● **Exercise instructions**
Pick every line out of the entries below that has the string "title", and copy it.

● **Records to use**
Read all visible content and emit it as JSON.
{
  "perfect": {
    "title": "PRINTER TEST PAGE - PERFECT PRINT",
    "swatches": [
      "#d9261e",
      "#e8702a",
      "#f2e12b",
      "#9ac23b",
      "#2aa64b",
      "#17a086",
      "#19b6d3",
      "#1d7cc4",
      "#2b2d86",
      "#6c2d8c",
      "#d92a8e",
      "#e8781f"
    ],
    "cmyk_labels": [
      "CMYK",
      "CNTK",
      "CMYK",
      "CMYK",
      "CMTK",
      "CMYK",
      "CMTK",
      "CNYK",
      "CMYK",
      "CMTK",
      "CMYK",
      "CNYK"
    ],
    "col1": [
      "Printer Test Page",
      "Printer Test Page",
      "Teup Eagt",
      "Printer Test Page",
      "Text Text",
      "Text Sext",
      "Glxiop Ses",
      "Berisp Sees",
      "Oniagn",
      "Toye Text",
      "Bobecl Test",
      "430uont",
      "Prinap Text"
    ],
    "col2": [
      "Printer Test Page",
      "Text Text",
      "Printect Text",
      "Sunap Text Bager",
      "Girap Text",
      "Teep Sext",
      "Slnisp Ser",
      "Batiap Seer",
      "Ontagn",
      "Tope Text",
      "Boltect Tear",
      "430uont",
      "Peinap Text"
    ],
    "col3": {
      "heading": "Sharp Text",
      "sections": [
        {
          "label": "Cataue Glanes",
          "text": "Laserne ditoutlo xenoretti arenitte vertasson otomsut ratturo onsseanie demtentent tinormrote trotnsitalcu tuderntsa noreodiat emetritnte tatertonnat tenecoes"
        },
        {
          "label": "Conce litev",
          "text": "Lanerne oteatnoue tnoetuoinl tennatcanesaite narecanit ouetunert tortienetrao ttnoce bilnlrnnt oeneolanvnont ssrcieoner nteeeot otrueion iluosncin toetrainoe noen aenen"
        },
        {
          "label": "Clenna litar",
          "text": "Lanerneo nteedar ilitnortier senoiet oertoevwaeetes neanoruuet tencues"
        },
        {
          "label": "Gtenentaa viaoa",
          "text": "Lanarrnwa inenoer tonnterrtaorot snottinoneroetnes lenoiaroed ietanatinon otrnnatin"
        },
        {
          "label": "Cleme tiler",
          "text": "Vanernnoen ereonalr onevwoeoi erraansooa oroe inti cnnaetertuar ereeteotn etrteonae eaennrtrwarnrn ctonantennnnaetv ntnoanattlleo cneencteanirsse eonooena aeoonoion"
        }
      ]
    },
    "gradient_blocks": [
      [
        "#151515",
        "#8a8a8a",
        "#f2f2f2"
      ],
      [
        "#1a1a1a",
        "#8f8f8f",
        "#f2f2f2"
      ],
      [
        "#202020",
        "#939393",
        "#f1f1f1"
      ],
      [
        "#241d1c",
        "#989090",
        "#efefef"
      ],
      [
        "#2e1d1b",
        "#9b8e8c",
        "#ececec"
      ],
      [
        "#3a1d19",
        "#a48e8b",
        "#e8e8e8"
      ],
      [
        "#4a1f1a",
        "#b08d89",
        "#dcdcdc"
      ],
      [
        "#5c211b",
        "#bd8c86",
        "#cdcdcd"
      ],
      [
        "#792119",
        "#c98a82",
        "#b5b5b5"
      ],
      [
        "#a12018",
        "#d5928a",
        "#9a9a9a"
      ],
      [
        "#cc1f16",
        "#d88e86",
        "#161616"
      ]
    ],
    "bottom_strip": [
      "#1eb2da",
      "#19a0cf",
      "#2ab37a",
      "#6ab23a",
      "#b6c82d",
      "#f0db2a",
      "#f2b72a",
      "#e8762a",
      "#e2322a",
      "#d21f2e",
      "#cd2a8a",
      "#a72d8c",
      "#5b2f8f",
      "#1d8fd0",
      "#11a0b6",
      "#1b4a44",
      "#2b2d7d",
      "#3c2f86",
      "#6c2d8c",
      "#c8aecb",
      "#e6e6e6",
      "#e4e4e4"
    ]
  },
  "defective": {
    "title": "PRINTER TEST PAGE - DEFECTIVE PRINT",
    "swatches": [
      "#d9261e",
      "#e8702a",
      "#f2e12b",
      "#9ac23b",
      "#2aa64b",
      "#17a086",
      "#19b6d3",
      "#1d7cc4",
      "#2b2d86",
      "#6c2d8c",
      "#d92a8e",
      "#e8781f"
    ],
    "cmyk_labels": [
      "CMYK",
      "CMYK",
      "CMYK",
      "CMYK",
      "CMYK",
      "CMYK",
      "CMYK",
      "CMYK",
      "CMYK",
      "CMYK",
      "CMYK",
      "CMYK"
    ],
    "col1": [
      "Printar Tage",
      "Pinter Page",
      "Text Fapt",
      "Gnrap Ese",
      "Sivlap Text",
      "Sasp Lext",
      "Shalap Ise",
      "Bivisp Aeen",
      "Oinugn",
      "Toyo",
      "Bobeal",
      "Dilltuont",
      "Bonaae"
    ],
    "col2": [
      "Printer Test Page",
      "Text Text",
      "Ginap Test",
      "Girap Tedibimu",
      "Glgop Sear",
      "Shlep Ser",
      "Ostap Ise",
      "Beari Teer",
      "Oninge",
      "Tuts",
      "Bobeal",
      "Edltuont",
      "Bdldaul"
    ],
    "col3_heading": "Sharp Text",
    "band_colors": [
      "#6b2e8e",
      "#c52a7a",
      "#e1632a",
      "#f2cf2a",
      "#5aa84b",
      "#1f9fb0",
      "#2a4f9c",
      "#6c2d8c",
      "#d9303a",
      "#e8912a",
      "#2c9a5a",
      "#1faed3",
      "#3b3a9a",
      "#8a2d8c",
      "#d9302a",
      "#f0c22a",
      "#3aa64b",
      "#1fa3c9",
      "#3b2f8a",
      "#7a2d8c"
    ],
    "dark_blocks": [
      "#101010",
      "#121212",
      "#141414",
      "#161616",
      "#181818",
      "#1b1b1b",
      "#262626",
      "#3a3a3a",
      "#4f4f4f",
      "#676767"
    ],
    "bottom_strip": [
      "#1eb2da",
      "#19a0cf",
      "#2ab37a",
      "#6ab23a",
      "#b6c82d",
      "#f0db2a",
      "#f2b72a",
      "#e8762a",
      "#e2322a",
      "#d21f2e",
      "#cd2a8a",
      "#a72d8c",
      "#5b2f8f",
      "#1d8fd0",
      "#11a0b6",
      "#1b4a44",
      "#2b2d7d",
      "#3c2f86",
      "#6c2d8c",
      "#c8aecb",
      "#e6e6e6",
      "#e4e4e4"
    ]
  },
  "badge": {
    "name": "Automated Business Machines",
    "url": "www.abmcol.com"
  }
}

● **Exercise response**
    "title": "PRINTER TEST PAGE - PERFECT PRINT",
    "title": "PRINTER TEST PAGE - DEFECTIVE PRINT",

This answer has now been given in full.